◆ **Exercise details**: Please count the lines of the data that contain "title" and state only the total.

◆ **Dataset records**:
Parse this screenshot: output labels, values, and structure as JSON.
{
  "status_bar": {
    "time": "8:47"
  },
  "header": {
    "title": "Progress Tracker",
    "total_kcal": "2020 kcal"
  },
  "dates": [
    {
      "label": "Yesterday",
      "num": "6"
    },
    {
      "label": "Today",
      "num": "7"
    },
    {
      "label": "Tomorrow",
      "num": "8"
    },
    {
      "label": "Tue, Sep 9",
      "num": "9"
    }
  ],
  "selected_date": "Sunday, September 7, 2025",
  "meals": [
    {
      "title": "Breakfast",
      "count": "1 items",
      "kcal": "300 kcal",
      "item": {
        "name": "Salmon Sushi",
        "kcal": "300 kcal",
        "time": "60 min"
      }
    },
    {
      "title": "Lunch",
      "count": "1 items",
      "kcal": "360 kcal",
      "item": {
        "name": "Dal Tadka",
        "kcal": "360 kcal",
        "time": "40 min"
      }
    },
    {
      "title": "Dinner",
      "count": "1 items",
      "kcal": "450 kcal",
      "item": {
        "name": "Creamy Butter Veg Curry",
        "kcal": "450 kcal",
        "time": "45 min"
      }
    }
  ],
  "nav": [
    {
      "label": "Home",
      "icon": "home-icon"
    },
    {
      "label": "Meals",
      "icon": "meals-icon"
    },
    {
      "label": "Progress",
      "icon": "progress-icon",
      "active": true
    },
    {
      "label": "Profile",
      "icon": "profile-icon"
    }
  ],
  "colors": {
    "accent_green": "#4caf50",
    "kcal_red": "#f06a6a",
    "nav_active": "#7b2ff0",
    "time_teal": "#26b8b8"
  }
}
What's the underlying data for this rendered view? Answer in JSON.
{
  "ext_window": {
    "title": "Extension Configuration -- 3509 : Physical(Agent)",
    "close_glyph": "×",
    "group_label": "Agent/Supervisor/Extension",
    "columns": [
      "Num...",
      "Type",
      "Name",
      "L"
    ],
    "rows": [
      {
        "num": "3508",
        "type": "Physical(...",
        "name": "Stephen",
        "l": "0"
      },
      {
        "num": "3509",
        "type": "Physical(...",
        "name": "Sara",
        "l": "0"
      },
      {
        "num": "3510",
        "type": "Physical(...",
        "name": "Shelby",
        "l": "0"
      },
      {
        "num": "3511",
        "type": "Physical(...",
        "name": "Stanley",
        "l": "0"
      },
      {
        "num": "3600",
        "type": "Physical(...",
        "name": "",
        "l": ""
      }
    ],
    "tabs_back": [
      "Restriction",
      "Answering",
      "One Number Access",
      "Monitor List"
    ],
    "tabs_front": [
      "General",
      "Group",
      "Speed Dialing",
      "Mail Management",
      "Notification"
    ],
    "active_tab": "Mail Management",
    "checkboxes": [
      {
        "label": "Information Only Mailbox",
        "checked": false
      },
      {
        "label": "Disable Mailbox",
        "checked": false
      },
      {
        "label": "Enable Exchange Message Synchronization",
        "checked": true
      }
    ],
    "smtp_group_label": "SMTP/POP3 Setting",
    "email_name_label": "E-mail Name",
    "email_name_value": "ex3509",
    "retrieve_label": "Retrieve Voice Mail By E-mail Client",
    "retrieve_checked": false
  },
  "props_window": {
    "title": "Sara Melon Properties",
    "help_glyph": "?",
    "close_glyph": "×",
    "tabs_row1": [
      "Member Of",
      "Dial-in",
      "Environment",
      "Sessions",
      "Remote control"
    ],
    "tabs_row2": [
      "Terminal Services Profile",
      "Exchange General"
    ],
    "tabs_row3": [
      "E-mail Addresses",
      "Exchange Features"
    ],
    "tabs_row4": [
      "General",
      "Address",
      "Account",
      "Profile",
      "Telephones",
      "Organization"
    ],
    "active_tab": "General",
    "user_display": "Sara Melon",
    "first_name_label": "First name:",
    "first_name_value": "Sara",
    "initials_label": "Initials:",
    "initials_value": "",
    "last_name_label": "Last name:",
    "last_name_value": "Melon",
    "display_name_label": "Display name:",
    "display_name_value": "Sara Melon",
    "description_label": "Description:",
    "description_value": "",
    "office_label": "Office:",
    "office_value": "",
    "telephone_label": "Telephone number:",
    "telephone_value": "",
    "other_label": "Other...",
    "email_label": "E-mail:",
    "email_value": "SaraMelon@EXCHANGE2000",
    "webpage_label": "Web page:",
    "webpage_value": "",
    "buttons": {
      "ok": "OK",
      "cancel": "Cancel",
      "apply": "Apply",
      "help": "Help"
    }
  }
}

◆ **Exercise response**: 6